The Fanatic also convinces people they have access to some irresistible powers.
For men to plunge headlong into an undertaking of vast change, they must be intensely discontented yet not destitute, and they must have the feeling that by the possession of some potent doctrine, infallible leader or some new technique they have access to a source of irresistible power.
For example, the followers of the Nazi Party believed they had some irresistible powers.
- First, the genetic superiority of the Aryan race.
- Second, the new techniques of blitzkrieg, propaganda, etc.
- Third, an electrifying leader.
It was these beliefs that convinced tens of millions of German people they could accomplish the impossible goal of world domination.
7. …And every mass movement is stabilized by Men of Action.
After a mass movement has exploded and taken over, then it’s time for the third stage which is the Man of Action.
The Man of Action brings structure and order to the mass movement. This means the once explosive and dynamic movement is sealed into institutions.
Christianity became the Church. The American Revolution became the government. And so on…
Mass movements start out being flexible and organic. They are open to new ideas and change. For example, early Christianity borrowed many ideas from Pagan religions like Easter and the Christmas tree. But as the movement becomes mature, it becomes conservative and hardens into a solid structure.
This is a job for the Man of Action, who creates rules, rituals and a hierarchy.
These structures exist until another mass movement comes along to destroy them. As they say, history doesn’t repeat, but it does rhyme.
In short, those are the three stages that every mass movement follows. The Men of Words prepare the soil by making people question existing power structures. Next, Fanatics mobilize people en masse by igniting an extraordinary HOPE in their hearts. A vision of a beautiful future that is soon-to-come. This vision greatly appeals to all the people who feel individually powerless. Finally, if the movement is successful then the man of action comes along. He transforms the throbbing and living movement into a fixed structure and new established order.
This is an unconventional book to study.We’ve learned how movements start and grow. We’ve learned some deep truths about how people work.
And like we said in the beginning… if you understand people then you will be more successful in life. Life and business is all about influencing people, whether you want to build a team for your business or start a great Youtube channel.
Many of these ideas we talked about are subtle. So I recommend you read or listen to this summary again in a couple of days to help these ideas really sink in. And always think about how you can apply this knowledge practically to your own life and business.
- How can people feel they are joining a movement when they buy from you?
- Do you and your audience or customers share a common enemy?
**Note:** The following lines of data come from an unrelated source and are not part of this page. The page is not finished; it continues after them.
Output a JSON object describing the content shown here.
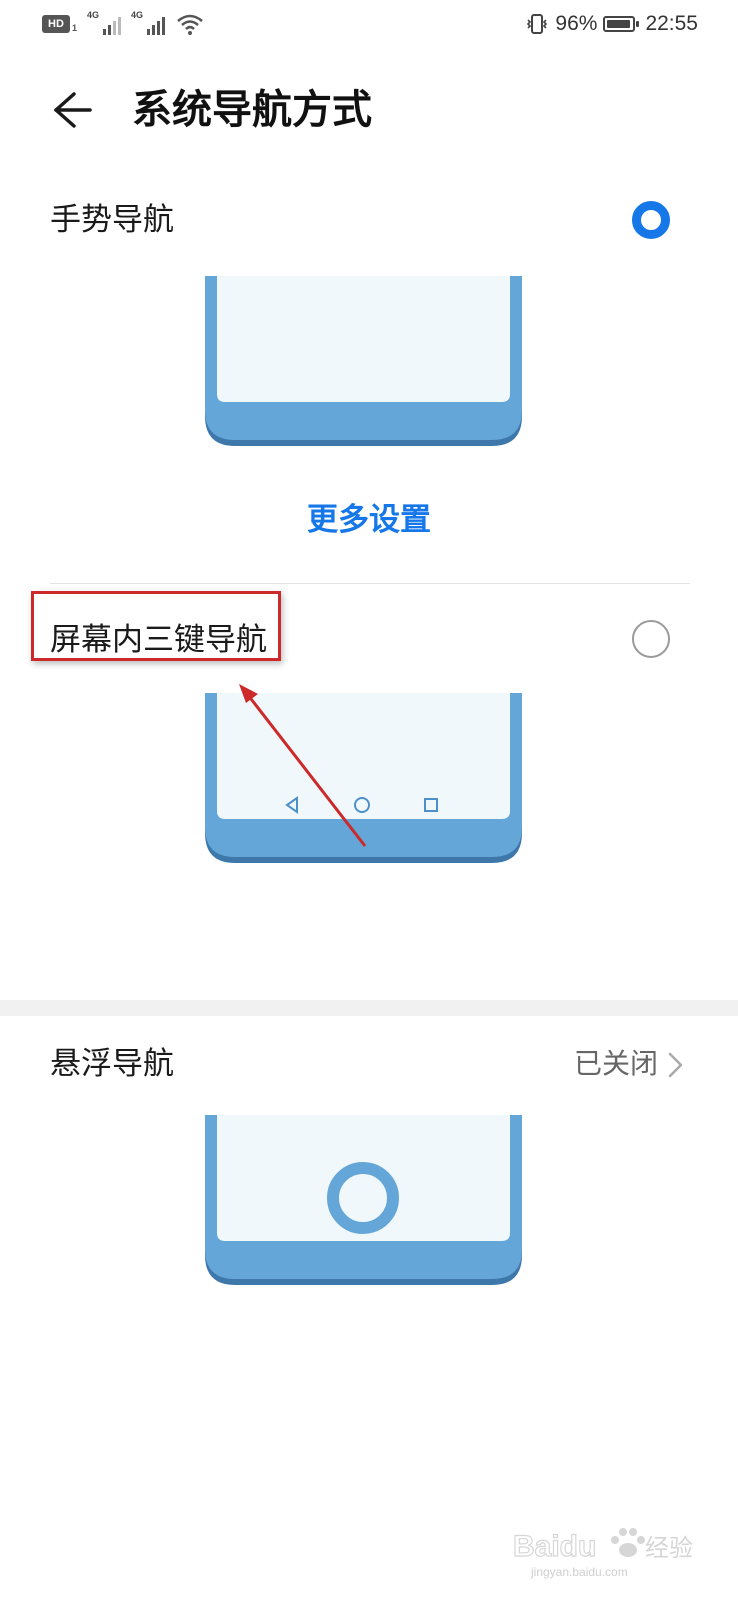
{
  "status_bar": {
    "hd_label": "HD",
    "sim_number": "1",
    "network_1": "4G",
    "network_2": "4G",
    "battery_percent": "96%",
    "battery_level": 0.96,
    "time": "22:55"
  },
  "header": {
    "title": "系统导航方式"
  },
  "options": {
    "gesture": {
      "label": "手势导航",
      "selected": true
    },
    "more_settings": "更多设置",
    "three_key": {
      "label": "屏幕内三键导航",
      "selected": false
    },
    "floating": {
      "label": "悬浮导航",
      "value": "已关闭"
    }
  },
  "watermark": {
    "brand": "Baidu",
    "cn": "经验",
    "url": "jingyan.baidu.com"
  },
  "colors": {
    "accent": "#1677e8",
    "phone_frame": "#64a6d8",
    "phone_frame_shadow": "#3e78ab",
    "phone_screen": "#f1f8fc",
    "annotation_red": "#cc2a2a"
  }
}
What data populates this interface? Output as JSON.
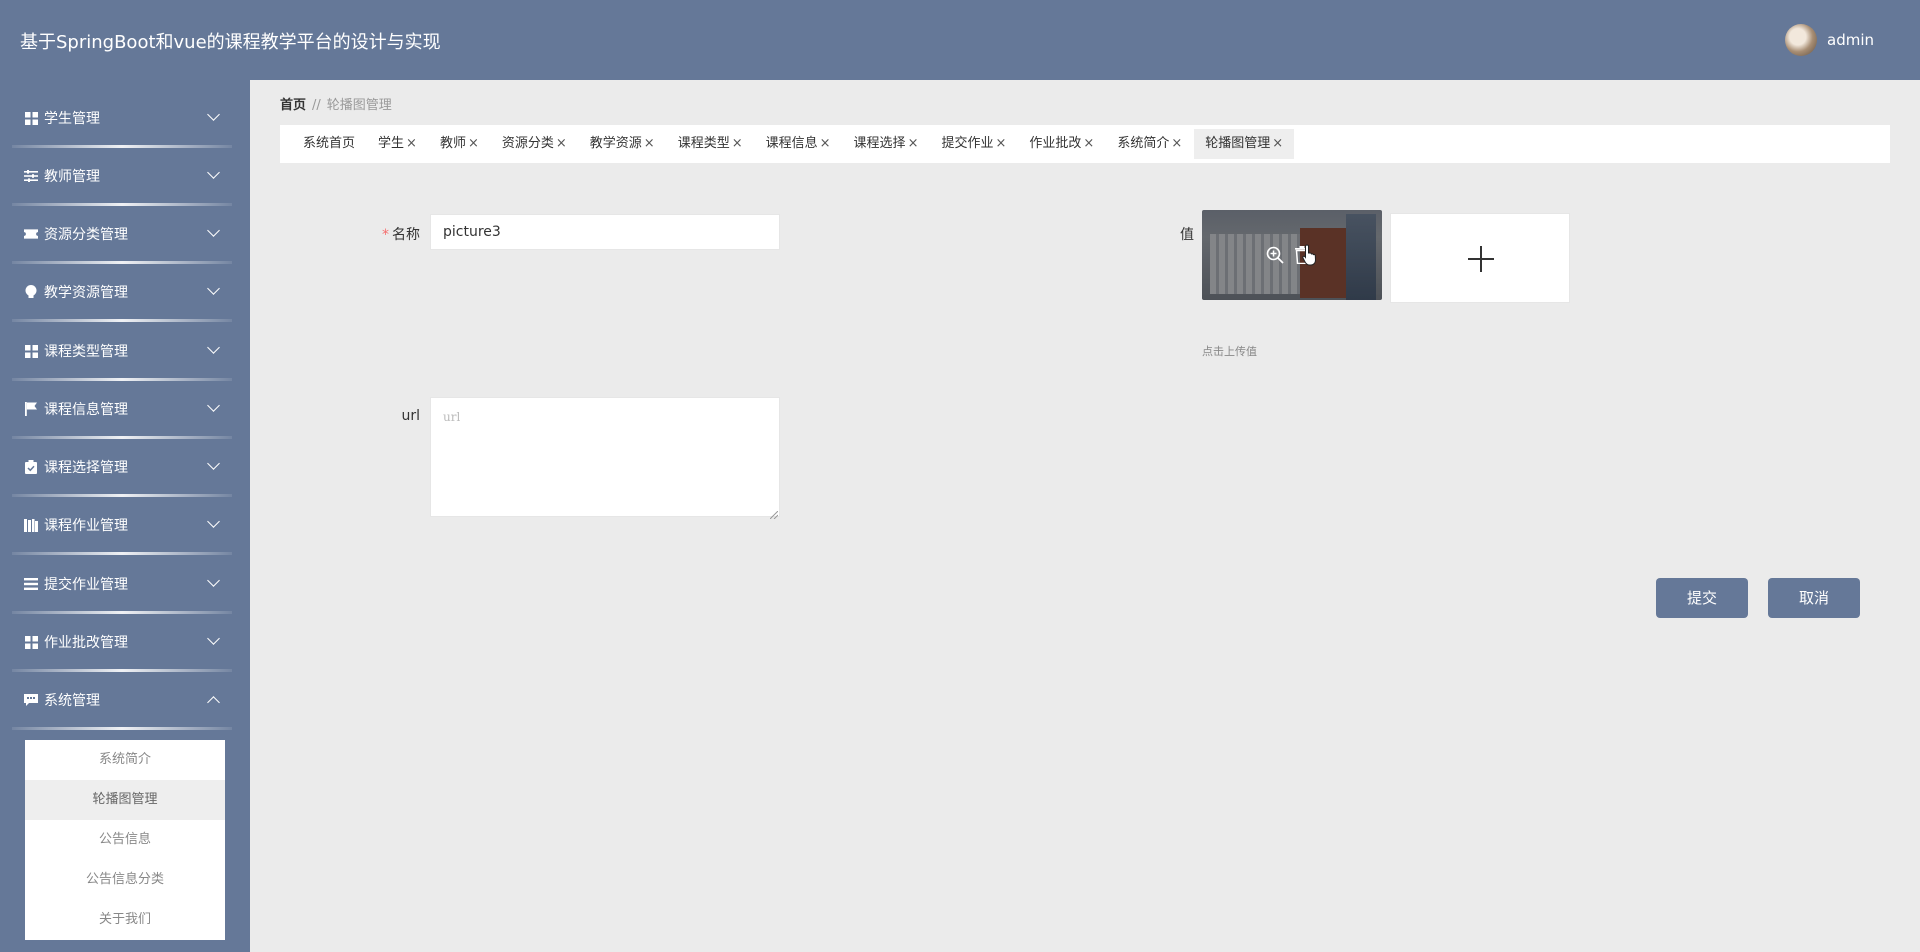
{
  "header": {
    "title": "基于SpringBoot和vue的课程教学平台的设计与实现",
    "user_name": "admin"
  },
  "sidebar": {
    "items": [
      {
        "label": "学生管理",
        "icon": "grid-icon"
      },
      {
        "label": "教师管理",
        "icon": "sliders-icon"
      },
      {
        "label": "资源分类管理",
        "icon": "ticket-icon"
      },
      {
        "label": "教学资源管理",
        "icon": "bulb-icon"
      },
      {
        "label": "课程类型管理",
        "icon": "grid-icon"
      },
      {
        "label": "课程信息管理",
        "icon": "flag-icon"
      },
      {
        "label": "课程选择管理",
        "icon": "clipboard-icon"
      },
      {
        "label": "课程作业管理",
        "icon": "books-icon"
      },
      {
        "label": "提交作业管理",
        "icon": "list-icon"
      },
      {
        "label": "作业批改管理",
        "icon": "grid-icon"
      },
      {
        "label": "系统管理",
        "icon": "chat-icon"
      }
    ],
    "submenu": [
      "系统简介",
      "轮播图管理",
      "公告信息",
      "公告信息分类",
      "关于我们"
    ]
  },
  "breadcrumb": {
    "home": "首页",
    "sep": "//",
    "current": "轮播图管理"
  },
  "tabs": [
    "系统首页",
    "学生",
    "教师",
    "资源分类",
    "教学资源",
    "课程类型",
    "课程信息",
    "课程选择",
    "提交作业",
    "作业批改",
    "系统简介",
    "轮播图管理"
  ],
  "form": {
    "name_label": "名称",
    "required_mark": "*",
    "name_value": "picture3",
    "value_label": "值",
    "upload_hint": "点击上传值",
    "url_label": "url",
    "url_placeholder": "url",
    "submit_label": "提交",
    "cancel_label": "取消"
  },
  "colors": {
    "primary": "#657898",
    "background": "#ebebeb"
  }
}
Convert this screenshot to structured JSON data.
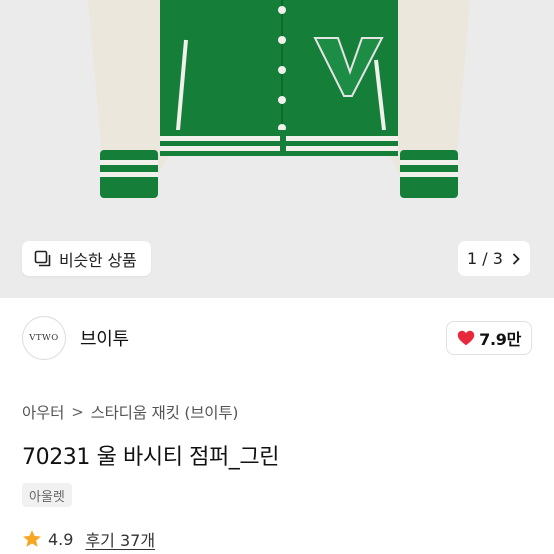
{
  "hero": {
    "similar_label": "비슷한 상품",
    "pager_text": "1 / 3",
    "colors": {
      "background": "#ebebeb",
      "jacket_green": "#157f3a",
      "sleeve_cream": "#ece7dc"
    }
  },
  "brand": {
    "logo_text": "VTWO",
    "name": "브이투",
    "likes": "7.9만"
  },
  "breadcrumb": {
    "category": "아우터",
    "separator": ">",
    "subcategory": "스타디움 재킷 (브이투)"
  },
  "product": {
    "title": "70231 울 바시티 점퍼_그린",
    "tag": "아울렛"
  },
  "rating": {
    "score": "4.9",
    "reviews": "후기 37개"
  },
  "icons": {
    "similar": "similar-items-icon",
    "pager": "chevron-right-icon",
    "like": "heart-icon",
    "rating": "star-icon"
  },
  "accent_colors": {
    "heart": "#e8283c",
    "star": "#f5a623"
  }
}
- Who are the most frustrated people in your marketplace?
If you enjoyed this note, then you’ll also like Pre-Suasion by Robert Cialdini, written by a professor who is THE world expert on the psychology of influence.